• **Work task**:
The expected response is the entire set of entries, copied exactly.

• **Dataset extract**:

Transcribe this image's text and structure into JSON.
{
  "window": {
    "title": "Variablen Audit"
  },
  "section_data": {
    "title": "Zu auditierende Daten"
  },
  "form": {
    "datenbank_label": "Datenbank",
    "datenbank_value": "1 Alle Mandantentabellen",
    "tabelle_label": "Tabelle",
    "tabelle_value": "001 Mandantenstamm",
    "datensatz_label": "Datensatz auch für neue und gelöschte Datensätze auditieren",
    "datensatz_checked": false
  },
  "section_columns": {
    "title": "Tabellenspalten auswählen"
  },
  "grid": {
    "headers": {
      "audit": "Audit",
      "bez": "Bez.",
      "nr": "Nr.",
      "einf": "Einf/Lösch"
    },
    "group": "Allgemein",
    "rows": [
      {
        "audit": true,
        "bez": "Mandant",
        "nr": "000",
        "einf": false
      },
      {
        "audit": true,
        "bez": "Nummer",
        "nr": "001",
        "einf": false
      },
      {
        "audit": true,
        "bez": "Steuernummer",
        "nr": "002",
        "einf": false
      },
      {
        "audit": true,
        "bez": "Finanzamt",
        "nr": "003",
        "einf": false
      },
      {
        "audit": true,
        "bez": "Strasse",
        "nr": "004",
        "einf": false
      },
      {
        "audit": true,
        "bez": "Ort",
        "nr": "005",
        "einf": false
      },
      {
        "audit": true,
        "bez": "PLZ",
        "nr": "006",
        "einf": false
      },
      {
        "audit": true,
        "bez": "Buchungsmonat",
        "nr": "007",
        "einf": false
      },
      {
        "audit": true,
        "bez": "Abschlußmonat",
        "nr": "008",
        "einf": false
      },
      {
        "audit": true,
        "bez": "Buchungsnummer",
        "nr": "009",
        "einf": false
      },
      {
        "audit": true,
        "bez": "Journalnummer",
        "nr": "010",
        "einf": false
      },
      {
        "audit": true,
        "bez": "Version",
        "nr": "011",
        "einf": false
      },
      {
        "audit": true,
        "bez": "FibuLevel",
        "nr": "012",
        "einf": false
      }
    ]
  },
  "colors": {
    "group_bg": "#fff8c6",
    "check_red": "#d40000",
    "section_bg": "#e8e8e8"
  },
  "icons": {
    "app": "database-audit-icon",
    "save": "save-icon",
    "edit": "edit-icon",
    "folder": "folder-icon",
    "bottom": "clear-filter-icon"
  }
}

• **Answer below**:
Transcribe this image's text and structure into JSON.
{
  "window": {
    "title": "Variablen Audit"
  },
  "section_data": {
    "title": "Zu auditierende Daten"
  },
  "form": {
    "datenbank_label": "Datenbank",
    "datenbank_value": "1 Alle Mandantentabellen",
    "tabelle_label": "Tabelle",
    "tabelle_value": "001 Mandantenstamm",
    "datensatz_label": "Datensatz auch für neue und gelöschte Datensätze auditieren",
    "datensatz_checked": false
  },
  "section_columns": {
    "title": "Tabellenspalten auswählen"
  },
  "grid": {
    "headers": {
      "audit": "Audit",
      "bez": "Bez.",
      "nr": "Nr.",
      "einf": "Einf/Lösch"
    },
    "group": "Allgemein",
    "rows": [
      {
        "audit": true,
        "bez": "Mandant",
        "nr": "000",
        "einf": false
      },
      {
        "audit": true,
        "bez": "Nummer",
        "nr": "001",
        "einf": false
      },
      {
        "audit": true,
        "bez": "Steuernummer",
        "nr": "002",
        "einf": false
      },
      {
        "audit": true,
        "bez": "Finanzamt",
        "nr": "003",
        "einf": false
      },
      {
        "audit": true,
        "bez": "Strasse",
        "nr": "004",
        "einf": false
      },
      {
        "audit": true,
        "bez": "Ort",
        "nr": "005",
        "einf": false
      },
      {
        "audit": true,
        "bez": "PLZ",
        "nr": "006",
        "einf": false
      },
      {
        "audit": true,
        "bez": "Buchungsmonat",
        "nr": "007",
        "einf": false
      },
      {
        "audit": true,
        "bez": "Abschlußmonat",
        "nr": "008",
        "einf": false
      },
      {
        "audit": true,
        "bez": "Buchungsnummer",
        "nr": "009",
        "einf": false
      },
      {
        "audit": true,
        "bez": "Journalnummer",
        "nr": "010",
        "einf": false
      },
      {
        "audit": true,
        "bez": "Version",
        "nr": "011",
        "einf": false
      },
      {
        "audit": true,
        "bez": "FibuLevel",
        "nr": "012",
        "einf": false
      }
    ]
  },
  "colors": {
    "group_bg": "#fff8c6",
    "check_red": "#d40000",
    "section_bg": "#e8e8e8"
  },
  "icons": {
    "app": "database-audit-icon",
    "save": "save-icon",
    "edit": "edit-icon",
    "folder": "folder-icon",
    "bottom": "clear-filter-icon"
  }
}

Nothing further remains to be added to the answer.